But clearly I'm not able to get the probability out of this.

Could please someone explain what is wrong?

• Your definition of $\tau$ doesn't make sense. What is the smallest $n$ such that $M_n=0$ "before" $M_n=5$? Sep 25, 2018 at 18:04
• You right, it should be Let $\tau = min\{n: M_n = 0 \space\text{and} \space M_{n-1},...,M_0 \neq 5\}$.
– Paul
Sep 25, 2018 at 18:07
• Well, sure, but a time like that might never happen. What if you start at $1$ and just go $1,2,3,4,5$? Sep 25, 2018 at 18:13
• If that's the case, then $\tau$ is unbounded on non-countable set and therefore you can not apply optional stopping theorem (not with my definition of $\tau$ that is)?
– Paul
Sep 25, 2018 at 18:19
• $\tau$ is simply not defined, it would only be unbounded if you arbitrarily set $\tau=+\infty$ when $5$ comes up first. But yes, it's undefined on a non-negligible (uncountable is neither here nor there) set and therefore you presumably can't apply optional stopping. Sep 25, 2018 at 18:22

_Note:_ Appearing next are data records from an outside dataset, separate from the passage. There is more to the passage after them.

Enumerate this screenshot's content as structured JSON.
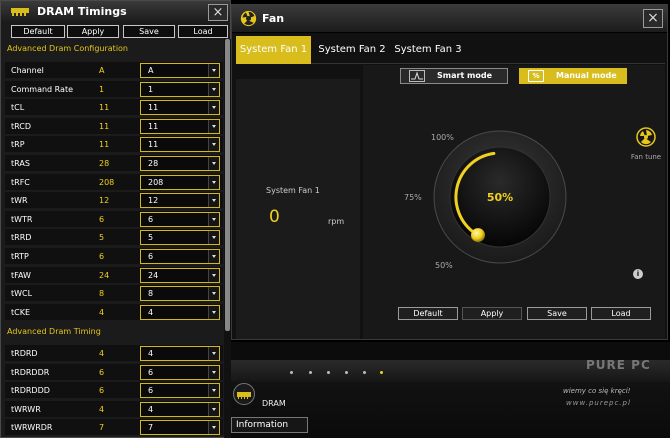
{
  "colors": {
    "accent": "#d8bd1d",
    "value_yellow": "#f1d01f",
    "window_bg": "#1b1b1b"
  },
  "dram": {
    "title": "DRAM Timings",
    "close": "×",
    "buttons": {
      "default": "Default",
      "apply": "Apply",
      "save": "Save",
      "load": "Load"
    },
    "section_config": "Advanced Dram Configuration",
    "section_timing": "Advanced Dram Timing",
    "config_rows": [
      {
        "label": "Channel",
        "value": "A",
        "select": "A"
      },
      {
        "label": "Command Rate",
        "value": "1",
        "select": "1"
      },
      {
        "label": "tCL",
        "value": "11",
        "select": "11"
      },
      {
        "label": "tRCD",
        "value": "11",
        "select": "11"
      },
      {
        "label": "tRP",
        "value": "11",
        "select": "11"
      },
      {
        "label": "tRAS",
        "value": "28",
        "select": "28"
      },
      {
        "label": "tRFC",
        "value": "208",
        "select": "208"
      },
      {
        "label": "tWR",
        "value": "12",
        "select": "12"
      },
      {
        "label": "tWTR",
        "value": "6",
        "select": "6"
      },
      {
        "label": "tRRD",
        "value": "5",
        "select": "5"
      },
      {
        "label": "tRTP",
        "value": "6",
        "select": "6"
      },
      {
        "label": "tFAW",
        "value": "24",
        "select": "24"
      },
      {
        "label": "tWCL",
        "value": "8",
        "select": "8"
      },
      {
        "label": "tCKE",
        "value": "4",
        "select": "4"
      }
    ],
    "timing_rows": [
      {
        "label": "tRDRD",
        "value": "4",
        "select": "4"
      },
      {
        "label": "tRDRDDR",
        "value": "6",
        "select": "6"
      },
      {
        "label": "tRDRDDD",
        "value": "6",
        "select": "6"
      },
      {
        "label": "tWRWR",
        "value": "4",
        "select": "4"
      },
      {
        "label": "tWRWRDR",
        "value": "7",
        "select": "7"
      }
    ]
  },
  "fan": {
    "title": "Fan",
    "close": "×",
    "tabs": [
      "System Fan 1",
      "System Fan 2",
      "System Fan 3"
    ],
    "left": {
      "name": "System Fan 1",
      "value": "0",
      "unit": "rpm"
    },
    "modes": {
      "smart": "Smart mode",
      "manual": "Manual mode"
    },
    "dial": {
      "top": "100%",
      "mid": "75%",
      "bottom": "50%",
      "value": "50%",
      "level_percent": 50
    },
    "fan_tune": "Fan tune",
    "info": "i",
    "buttons": {
      "default": "Default",
      "apply": "Apply",
      "save": "Save",
      "load": "Load"
    }
  },
  "bottom": {
    "dram_label": "DRAM",
    "info_label": "Information",
    "wm_name": "PURE PC",
    "wm_slogan": "wiemy co się kręci!",
    "wm_url": "www.purepc.pl"
  }
}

What you really want is the stopping time $$T=\min\{n\mid M_n=0\text{ or }M_n=5\}$$. This stopping time is well-defined everywhere.
After that, you had the right idea... indeed, we have $$E(M_T)=E(M_0)=x$$. And normally you'd be right, in general the expected value of a random variable tells you almost nothing about the probability distribution of the variable. But this is a very special case, and it happens that in this case, you can in fact deduce the probability you want from the expected value.
Here's a hint: what values can the variable $$M_T$$ take?